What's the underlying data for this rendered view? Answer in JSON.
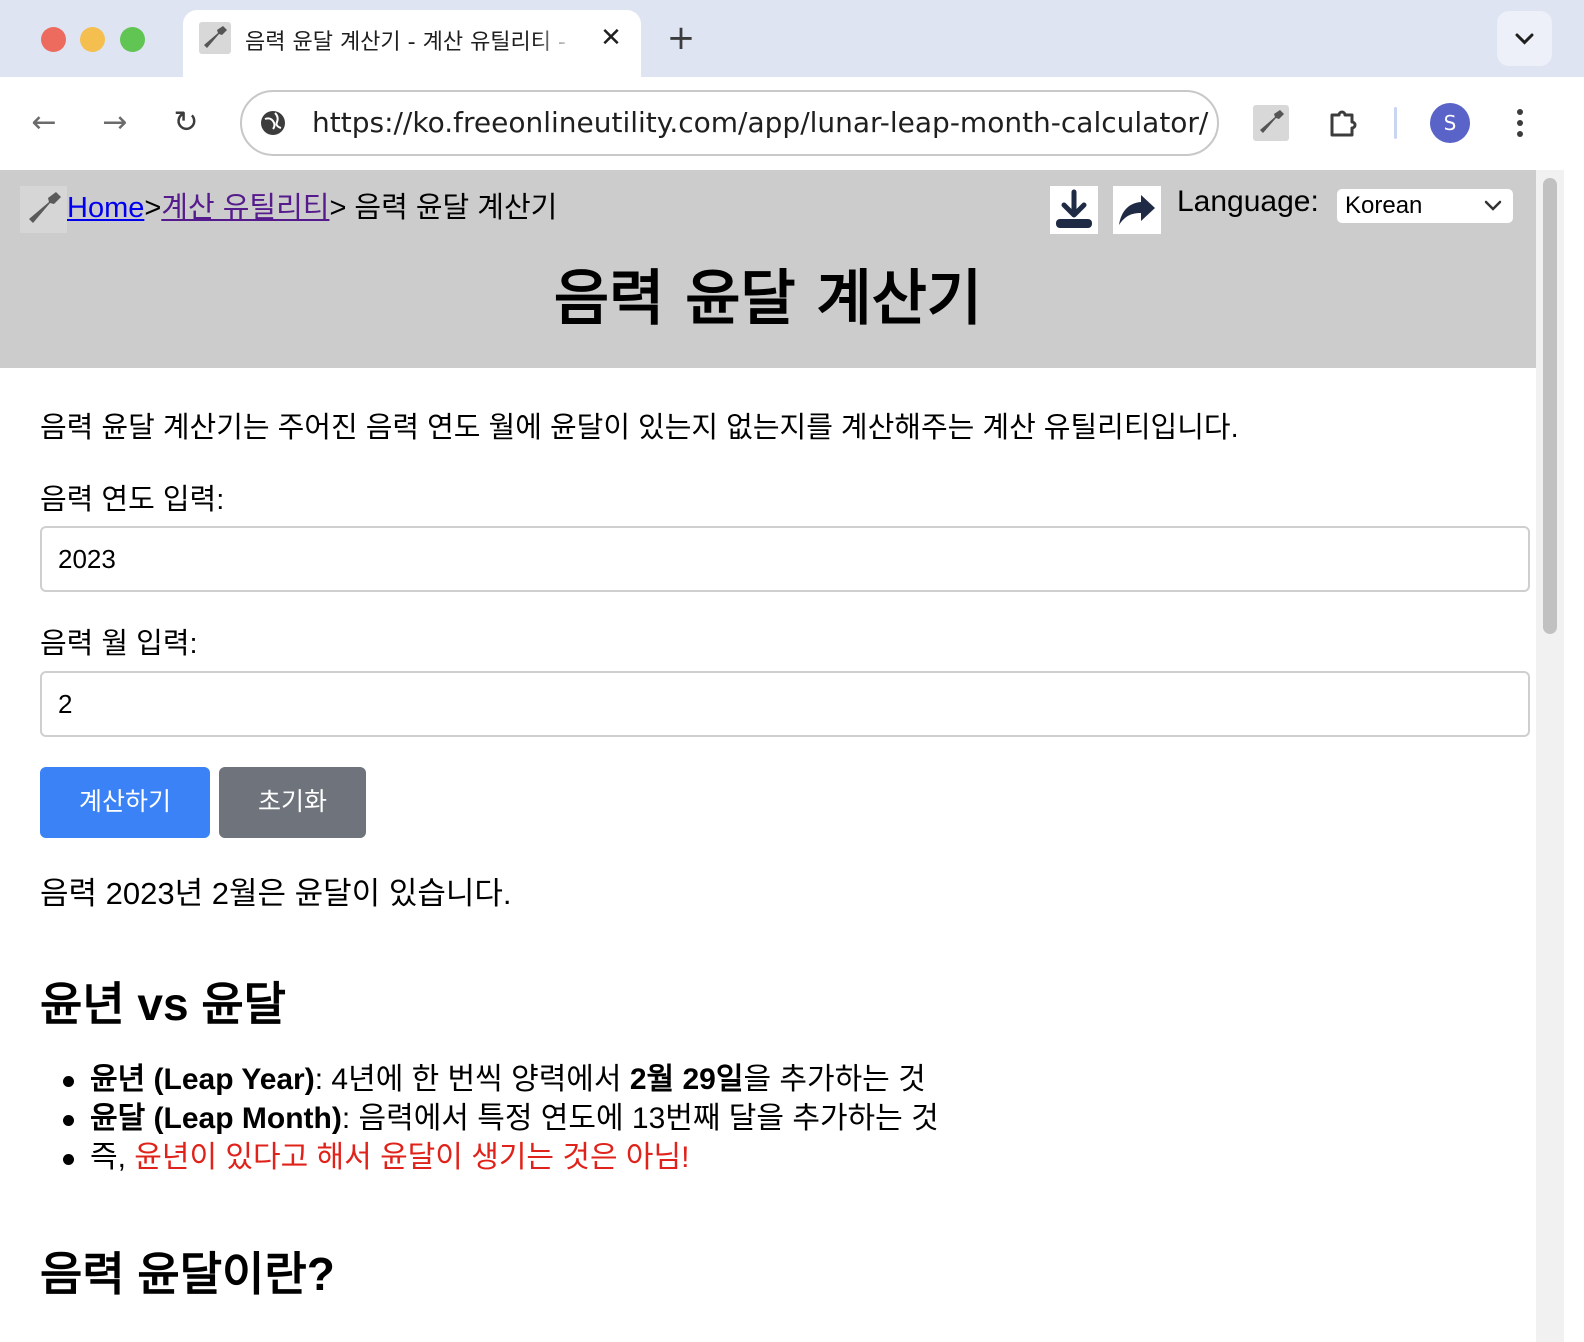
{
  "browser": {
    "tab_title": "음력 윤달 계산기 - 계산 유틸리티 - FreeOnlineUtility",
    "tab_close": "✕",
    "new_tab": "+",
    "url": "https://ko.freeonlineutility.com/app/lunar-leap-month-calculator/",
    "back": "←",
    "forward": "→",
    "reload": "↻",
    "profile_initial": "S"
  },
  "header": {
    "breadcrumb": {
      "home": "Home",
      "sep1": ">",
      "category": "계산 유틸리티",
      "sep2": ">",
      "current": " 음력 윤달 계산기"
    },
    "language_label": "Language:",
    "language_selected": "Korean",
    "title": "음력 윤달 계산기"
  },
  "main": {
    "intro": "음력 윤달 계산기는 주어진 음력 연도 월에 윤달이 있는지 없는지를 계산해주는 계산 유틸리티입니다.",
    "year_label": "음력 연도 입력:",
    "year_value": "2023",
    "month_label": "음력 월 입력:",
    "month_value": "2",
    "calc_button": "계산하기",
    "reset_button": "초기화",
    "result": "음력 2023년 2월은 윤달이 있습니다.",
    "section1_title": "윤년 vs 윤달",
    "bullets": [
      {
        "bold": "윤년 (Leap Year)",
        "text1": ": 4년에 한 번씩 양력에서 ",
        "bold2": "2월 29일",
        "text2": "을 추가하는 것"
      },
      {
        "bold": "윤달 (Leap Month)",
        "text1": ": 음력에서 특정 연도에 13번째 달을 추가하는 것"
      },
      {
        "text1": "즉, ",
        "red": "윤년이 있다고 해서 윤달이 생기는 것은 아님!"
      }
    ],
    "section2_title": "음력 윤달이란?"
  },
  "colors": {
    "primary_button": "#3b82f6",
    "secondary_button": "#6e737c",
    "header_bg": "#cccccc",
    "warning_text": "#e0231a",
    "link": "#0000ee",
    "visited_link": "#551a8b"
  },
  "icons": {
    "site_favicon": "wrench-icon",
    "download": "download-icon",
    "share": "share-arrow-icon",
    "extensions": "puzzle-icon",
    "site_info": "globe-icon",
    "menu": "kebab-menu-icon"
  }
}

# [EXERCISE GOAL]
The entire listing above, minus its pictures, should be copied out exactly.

# [ANSWER SECTION]
What's the underlying data for this rendered view? Answer in JSON.
{
  "browser": {
    "tab_title": "음력 윤달 계산기 - 계산 유틸리티 - FreeOnlineUtility",
    "tab_close": "✕",
    "new_tab": "+",
    "url": "https://ko.freeonlineutility.com/app/lunar-leap-month-calculator/",
    "back": "←",
    "forward": "→",
    "reload": "↻",
    "profile_initial": "S"
  },
  "header": {
    "breadcrumb": {
      "home": "Home",
      "sep1": ">",
      "category": "계산 유틸리티",
      "sep2": ">",
      "current": " 음력 윤달 계산기"
    },
    "language_label": "Language:",
    "language_selected": "Korean",
    "title": "음력 윤달 계산기"
  },
  "main": {
    "intro": "음력 윤달 계산기는 주어진 음력 연도 월에 윤달이 있는지 없는지를 계산해주는 계산 유틸리티입니다.",
    "year_label": "음력 연도 입력:",
    "year_value": "2023",
    "month_label": "음력 월 입력:",
    "month_value": "2",
    "calc_button": "계산하기",
    "reset_button": "초기화",
    "result": "음력 2023년 2월은 윤달이 있습니다.",
    "section1_title": "윤년 vs 윤달",
    "bullets": [
      {
        "bold": "윤년 (Leap Year)",
        "text1": ": 4년에 한 번씩 양력에서 ",
        "bold2": "2월 29일",
        "text2": "을 추가하는 것"
      },
      {
        "bold": "윤달 (Leap Month)",
        "text1": ": 음력에서 특정 연도에 13번째 달을 추가하는 것"
      },
      {
        "text1": "즉, ",
        "red": "윤년이 있다고 해서 윤달이 생기는 것은 아님!"
      }
    ],
    "section2_title": "음력 윤달이란?"
  },
  "colors": {
    "primary_button": "#3b82f6",
    "secondary_button": "#6e737c",
    "header_bg": "#cccccc",
    "warning_text": "#e0231a",
    "link": "#0000ee",
    "visited_link": "#551a8b"
  },
  "icons": {
    "site_favicon": "wrench-icon",
    "download": "download-icon",
    "share": "share-arrow-icon",
    "extensions": "puzzle-icon",
    "site_info": "globe-icon",
    "menu": "kebab-menu-icon"
  }
}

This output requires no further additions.